Parents are being encouraged to teach their children about their conduct on the internet as well as checking the content of the web. In recent months a number of campaigns have focused on protecting youngsters from inappropriate material such as pornography. The Government's introduced an 'opt-in' system which requires new users to say if they wish to see the content. But new research out today suggests children need to be wiser about what they get up to online. According to an investigation by the Child Exploitation and Online Protection centre (CEOP), hundreds of children are being bullied and blackmailed online by paedophiles. It says abusers are targeting youngsters and recording them on a web cam, then telling them they'll share the material with their friends unless they do as they are told. Many are then forced to perform sex acts online or give large amounts of money. Vivienne Pattison is a Christian and the Director of the Children and Families Media Education Trust.
She tells Premier's Des Busteed on the News Hour the UK's made big strides with the 'opt-in' filter but we now need to take further action:
According to CEOP, 424 children have been caught out by online sexual blackmail, with 184 from the UK. Of that number, seven seriously self-harmed and seven took their own life. Daniel Perry, from Scotland, killed himself earlier this year after he found out he'd become the victim of blackmailers who tricked him into believing he was talking to an American girl who was the same age as him. He was then told his conversations would be sent to friends and family unless he paid them money. CEOP is looking to crackdown on this area.
Deputy Chief Executive, Andy Baker said:
"These offenders are cowards. They hide behind a screen, and in many cases make hollow threats which they know they will never act on because by sharing these images will only bring the police closer to them.

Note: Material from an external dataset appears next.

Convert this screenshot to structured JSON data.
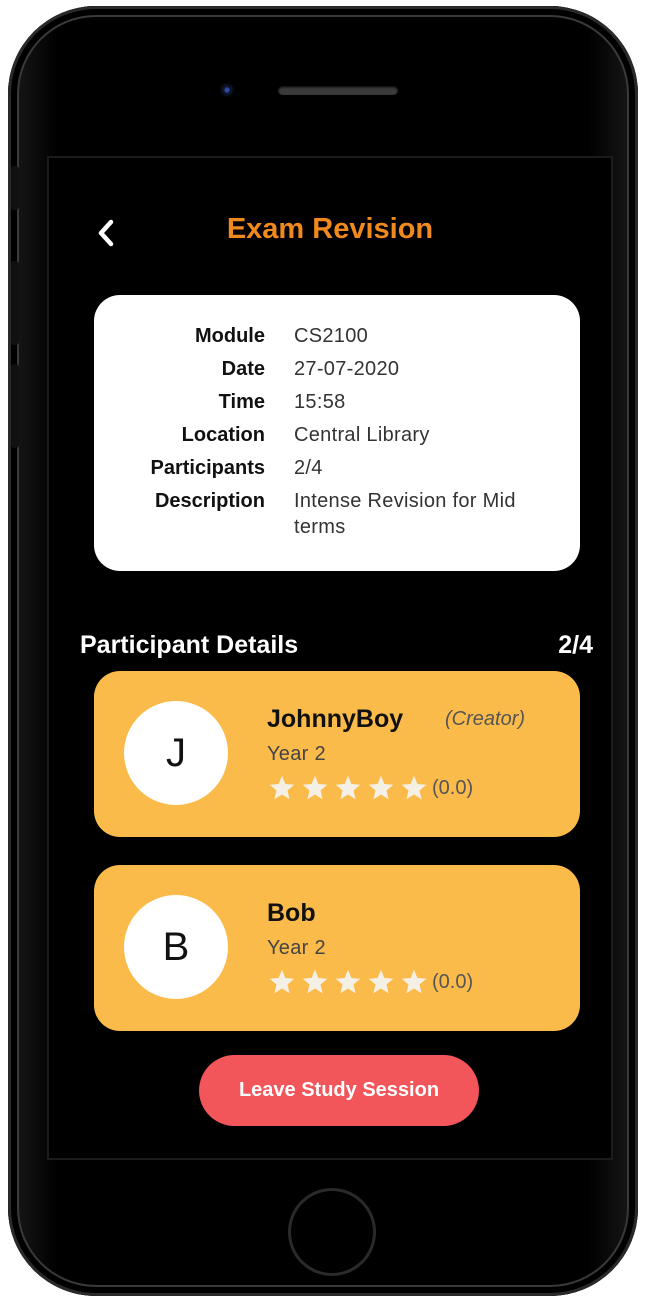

"However, our research shows that the power offenders use on their victims means children who are forced into performing acts on webcam or sending pictures can feel trapped, and some tragically go on to self-harm or in the worst cases take their own lives.
"The stories we hear are truly tragic and you cannot help but be touched by the emotional rollercoaster these youngsters must be going through. But there is help for children and their friends, as well as worried parents."
The Churches Child Protection Advisory Service is urging churches to help children to stay safe online and has five tips for young people:
- If talking to someone online and they to move to private messaging ask yourself why? If not happy don't do it.
- The more you tell people about what's happened to you online or getting support for it the stronger you are.
- Don't respond to any threats online. Tell a parent, carer or teacher as soon as you can (or @NSPCC @childline CEOPUK).
- Think about risk of being recorded doing something in public that you'd be embarrassed about friends/family seeing.
- Never share images online that you wouldn't be happy for your friends/family to see incl. being naked on webcam.